“(i)(A) he is subject to the continuing authority of the employer to supervise and direct the manner of rendition of his service, or (B) he is rendering professional or technical services and is integrated into the staff of the employer, or (C) he is rendering, on the property used in the employer's operations, personal services the rendition of which is integrated into the employer's operations; and
"(ii) he renders such service for compensation, or a method of computing the monthly compensation for such service is provided in section 3(j).
“(2) Notwithstanding the provisions of subdivision (1) of this subsection
"(i) an individual shall be deemed to be in the service of an employer, other than a local lodge or division or a general committee of a railway-labor-organization employer, not conducting the principal part of its business in the United States only when he is rendering service to it in the United States;
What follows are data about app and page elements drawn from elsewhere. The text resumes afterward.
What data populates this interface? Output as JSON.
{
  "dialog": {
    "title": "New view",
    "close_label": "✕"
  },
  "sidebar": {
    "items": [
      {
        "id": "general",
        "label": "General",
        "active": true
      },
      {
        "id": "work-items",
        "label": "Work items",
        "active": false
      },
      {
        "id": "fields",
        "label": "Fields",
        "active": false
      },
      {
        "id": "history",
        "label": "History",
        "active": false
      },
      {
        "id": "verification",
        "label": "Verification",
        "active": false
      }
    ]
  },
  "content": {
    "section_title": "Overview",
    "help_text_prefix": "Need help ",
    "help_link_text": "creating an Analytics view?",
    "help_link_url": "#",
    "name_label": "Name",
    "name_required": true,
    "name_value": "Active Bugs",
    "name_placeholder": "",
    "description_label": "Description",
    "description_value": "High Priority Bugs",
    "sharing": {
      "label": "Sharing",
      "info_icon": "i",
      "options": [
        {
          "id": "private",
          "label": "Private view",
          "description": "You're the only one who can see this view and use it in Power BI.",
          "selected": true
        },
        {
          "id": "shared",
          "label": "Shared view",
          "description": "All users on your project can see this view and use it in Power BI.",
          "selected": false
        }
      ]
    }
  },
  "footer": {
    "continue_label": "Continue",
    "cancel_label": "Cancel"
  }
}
“(ii) an individual shall be deemed to be in the service of a local lodge or division of a railway-labor-organization employer not conducting the principal part of its business in the United States only if (A) all, or substantially all, the individuals constituting the membership of such local lodge or division are employees of an employer conducting the principal part of its business in the United States; or (B) the headquarters of such local lodge or division is located in the United States; and
"(iii) an individual shall be deemed to be in the service of a general committee of a railway-labor-organization employer not conducting the principal part of its business in the United States only if (A) he is representing a local lodge or division described in clause (A) or (B) of paragraph (ii); or (B) all, or substantially all, the individuals represented by such general committee are employees of an employer conducting the principal part of its business in the United States; or (C) he acts in the capacity of a general chairman or an assistant general chairman of a general committee which represents individuals rendering service in the United States to an employer, but in such case if his office or headquarters is not located in the United States and the individuals represented by such general committee are employees of an employer not conducting the principal part of its business in the United States, only such proportion of the remuneration for such service shall be regarded as compensation as the proportion which the mileage in the United States under the jurisdiction of such general committee bears to the total mileage under its jurisdiction, unless such mileage formula is inapplicable, in which case the Board may prescribe such other formula as it finds to be equitable, and if the application of such mileage formula, or such other formula as the Board may prescribe, would result in the compensation of the individual being less than 10 per centum of his remuneration for such service no part of such
remuneration shall be regarded as compensation. “(3) Notwithstanding the provisions of subdivisions (1) and (2) of this subsection, an individual not a citizen or resident of the United States shall not be deemed to be in the service of an employer when rendering service outside the United States to an employer who is required under the laws applicable in the place where the service is rendered to employ therein, in whole or in part, citizens or residents thereof. For purposes of this subdivision, the laws applicable on August 29, 1935, in the place where the service is rendered shall be deemed to have been applicable there at all times prior to that date.
“(e) (1) An individual shall be deemed to have been in the employment relation to an employer on Angust 29, 1935, if
“(i) he was on that date on leave of absence from his employment, expressly granted to him by the employer by whom he was employed, or by a duly authorized representative of such